“There is a limited pool of lawyers in the market with higher-end experience for dealing with international matters and transactions,” said Niall Pelly, head of the Dublin office of employment law firm GQ Littler.
“The domestic firms are under pressure when it comes to retention—Dentons and DLA Piper have both been quite successful in terms of attracting lawyers from top domestic firms, so it’s definitely a direction of travel.”
However, Ann Lalor, head of Pinsent Masons’ Dublin office, said she didn’t think the firms that recently entered the Irish market had employed a lot of people locally.
“Firms are coming in for different reasons,” she said. “There aren’t many which have a full-service offering as we do. Often, the international firms aren’t as expanded in terms of practice areas.”
Pelly added that associates thinking of joining the larger international firms will need reassurance of a long-term vision: “The most important thing for lawyers is stability. So are [these firms] committed to the market or testing the water?”
Meanwhile, Adam Griffiths, head of Taylor Wessing’s Dublin office, said some firms had failed to fully appreciate the ways in which the Irish legal market had changed in recent years.
“A lot of city firms have failed to see the growth of Ireland as having its distinct ecosystem,” he said. “In 1980, the Irish median income was a third less than the U.K., and now it’s more. This is fueled by good quality jobs in the sectors that we’re strong in, and the explosive growth in tech corporates.”
To be sure, firms that recently entered the market have taken a range of approaches.
Linklaters registered a business in Dublin in February 2021 and a person with knowledge of the firm said the work it has done out of the city is only international work—not domestic Irish work.
Meanwhile, Eoin O’Connor, who was hired as managing partner of Hogan Lovells’ Dublin office in October 2021, said the team there would be moving into a permanent office in the city centre before September of this year that will hold about 30 people.
Irish firms have their eye on what firms like Linklaters and Hogan Lovells might have planned.

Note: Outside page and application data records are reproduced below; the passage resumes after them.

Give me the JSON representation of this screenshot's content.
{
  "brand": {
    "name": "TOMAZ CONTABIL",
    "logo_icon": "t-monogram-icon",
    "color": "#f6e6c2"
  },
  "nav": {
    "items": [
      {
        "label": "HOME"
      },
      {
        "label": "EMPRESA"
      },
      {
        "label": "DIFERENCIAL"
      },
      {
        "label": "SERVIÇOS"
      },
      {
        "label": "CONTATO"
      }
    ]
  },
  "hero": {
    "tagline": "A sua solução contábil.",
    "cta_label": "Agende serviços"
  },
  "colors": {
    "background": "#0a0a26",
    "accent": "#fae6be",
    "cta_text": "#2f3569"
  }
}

“We by no means take any of the competition for granted,” said Geoff Moore, managing partner at Arthur Cox. “Part of my job is to stay paranoid about the opposition.”
Shaking Things Up
Hogan Lovells’ O’Connor believes the industry had been crying out for the addition of international firms.
“Clients like that there is more choice,” he said. “The Irish market had been missing this. People had become used to working with domestic firms and having to work with international firms as well.”
Morgan agreed that the arrival of international firms had been a positive development, and pointed to the fact that she and Kilroy were hired by Bird & Bird to launch the new office.
“There’s a lack of hierarchy which might have been associated with the long-established firms,” she said. “Not every firm would have appointed two female partners to open a new office, for instance.”
Morgan added that the influx of firms might also shake up more established firms to become more progressive and diverse.
Murphy at EY Law said it will be particularly interesting to see over the next five years how the dynamic among the various firms in Dublin plays out.
“There’s perhaps an attempt by the larger indigenous firms to dismiss what the international firms do, but we always welcome competition,” he said. “It’s good—it keeps you on your toes.”